Activity » Count the lines below that contain the word "Mare", and reply with only that number.

---*---

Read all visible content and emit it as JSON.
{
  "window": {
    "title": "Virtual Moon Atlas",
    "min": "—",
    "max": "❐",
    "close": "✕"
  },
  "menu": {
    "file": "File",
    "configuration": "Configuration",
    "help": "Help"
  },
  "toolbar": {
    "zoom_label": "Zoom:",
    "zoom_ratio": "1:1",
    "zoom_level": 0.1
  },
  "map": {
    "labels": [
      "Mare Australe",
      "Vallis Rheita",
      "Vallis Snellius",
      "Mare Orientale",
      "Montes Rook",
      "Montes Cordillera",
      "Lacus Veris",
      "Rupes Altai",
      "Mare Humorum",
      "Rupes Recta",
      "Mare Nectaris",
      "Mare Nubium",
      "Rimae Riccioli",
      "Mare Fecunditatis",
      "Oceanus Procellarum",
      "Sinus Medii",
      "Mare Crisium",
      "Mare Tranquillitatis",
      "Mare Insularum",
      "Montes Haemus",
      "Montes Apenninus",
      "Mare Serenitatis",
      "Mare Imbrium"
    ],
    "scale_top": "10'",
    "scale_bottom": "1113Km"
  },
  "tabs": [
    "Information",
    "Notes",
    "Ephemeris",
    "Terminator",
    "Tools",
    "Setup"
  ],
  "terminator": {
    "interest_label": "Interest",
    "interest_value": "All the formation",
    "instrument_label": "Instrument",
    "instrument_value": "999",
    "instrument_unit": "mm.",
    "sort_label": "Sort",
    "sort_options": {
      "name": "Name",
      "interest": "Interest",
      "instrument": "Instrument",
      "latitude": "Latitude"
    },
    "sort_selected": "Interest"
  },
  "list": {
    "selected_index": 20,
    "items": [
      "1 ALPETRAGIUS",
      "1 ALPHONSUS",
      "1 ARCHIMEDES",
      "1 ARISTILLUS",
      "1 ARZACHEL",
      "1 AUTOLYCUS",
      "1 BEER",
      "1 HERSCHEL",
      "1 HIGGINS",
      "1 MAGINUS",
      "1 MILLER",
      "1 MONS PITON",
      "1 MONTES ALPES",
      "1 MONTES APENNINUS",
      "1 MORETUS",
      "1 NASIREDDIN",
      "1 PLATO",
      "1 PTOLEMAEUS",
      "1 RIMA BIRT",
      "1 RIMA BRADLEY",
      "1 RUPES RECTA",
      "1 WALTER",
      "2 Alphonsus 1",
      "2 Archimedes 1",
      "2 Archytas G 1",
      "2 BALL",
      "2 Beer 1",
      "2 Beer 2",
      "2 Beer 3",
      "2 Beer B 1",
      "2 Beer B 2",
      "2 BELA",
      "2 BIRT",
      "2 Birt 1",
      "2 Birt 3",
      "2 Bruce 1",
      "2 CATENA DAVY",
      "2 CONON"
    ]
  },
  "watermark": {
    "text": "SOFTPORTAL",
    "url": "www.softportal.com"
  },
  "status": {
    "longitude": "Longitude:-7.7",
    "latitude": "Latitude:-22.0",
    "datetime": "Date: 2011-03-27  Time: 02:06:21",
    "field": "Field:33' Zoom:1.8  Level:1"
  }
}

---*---

Task output » 11